While people’s capacity for attention, decision making, and information processing ranges widely, there’s something distinctive about such elite minds. They’re outliers. Using brain imaging, Strayer has discovered that their brains are especially efficient. Despite the supertaskers’ outstanding performance, one neural network involved in attention actually has less metabolic activity during the demanding tasks than an ordinary person’s would. Strayer thinks that supertaskers have some way of overcoming the processing bottlenecks that prevent the rest of us from effectively doing more than one thing at a time.
The ability to supertask probably involves a unique blend of attention, memory, and resistance to distractions—Strayer has just begun to probe what the distinctive abilities of the supertasker might be. While his definition of supertasking is specific and data-based (the capacity to handle two attention-demanding tasks at once without paying a cost), we’ve all probably encountered someone in real life who shows every sign of being a supertasker: flourishing under stress and displaying masterful emotional control, processing vast amounts of information quickly, and making essential judgments in a flash.

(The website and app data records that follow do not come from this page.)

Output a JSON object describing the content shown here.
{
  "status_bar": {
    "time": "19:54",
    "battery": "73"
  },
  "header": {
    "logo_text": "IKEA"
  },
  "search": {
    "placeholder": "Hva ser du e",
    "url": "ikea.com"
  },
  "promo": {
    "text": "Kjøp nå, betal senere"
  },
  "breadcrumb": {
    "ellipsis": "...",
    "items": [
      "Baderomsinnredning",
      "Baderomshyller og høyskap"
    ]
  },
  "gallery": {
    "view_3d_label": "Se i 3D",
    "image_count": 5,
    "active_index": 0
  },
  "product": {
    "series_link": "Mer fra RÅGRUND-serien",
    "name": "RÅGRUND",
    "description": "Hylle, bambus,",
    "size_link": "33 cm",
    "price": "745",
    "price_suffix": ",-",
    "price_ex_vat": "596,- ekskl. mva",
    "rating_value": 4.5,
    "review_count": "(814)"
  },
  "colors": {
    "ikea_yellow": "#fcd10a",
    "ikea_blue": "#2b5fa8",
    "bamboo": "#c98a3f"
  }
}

As diverse as such superpowers may seem, research by University of California, San Francisco neurologist and neuroscientist Adam Gazzaley suggests that they could be manifestations of the same underlying ability: cognitive control, which he defines as the ability to interact with the world in a goal-directed way. Stimuli do not simply flood into our brains, he says. We selectively let them in by regulating attention. What Strayer calls a supertasker could from this perspective be called an elite cognitive controller—a person who precisely selects what information gets in and, as Gazzaley has shown, what gets screened out.
Juggling tasks without making mistakes, according to Gazzaley’s research, relies on the ability to weed out distractions—say, the internal daydreams of a mind-wanderer or external disturbances like the chatter of a coworker. (Interruptions, by contrast, present information you need to attend to, such as an email from the boss.) The better you are at ignoring distractors, he’s found, the better your ability to keep track of multiple streams of information, error-free.
(Psychology Today Magazine)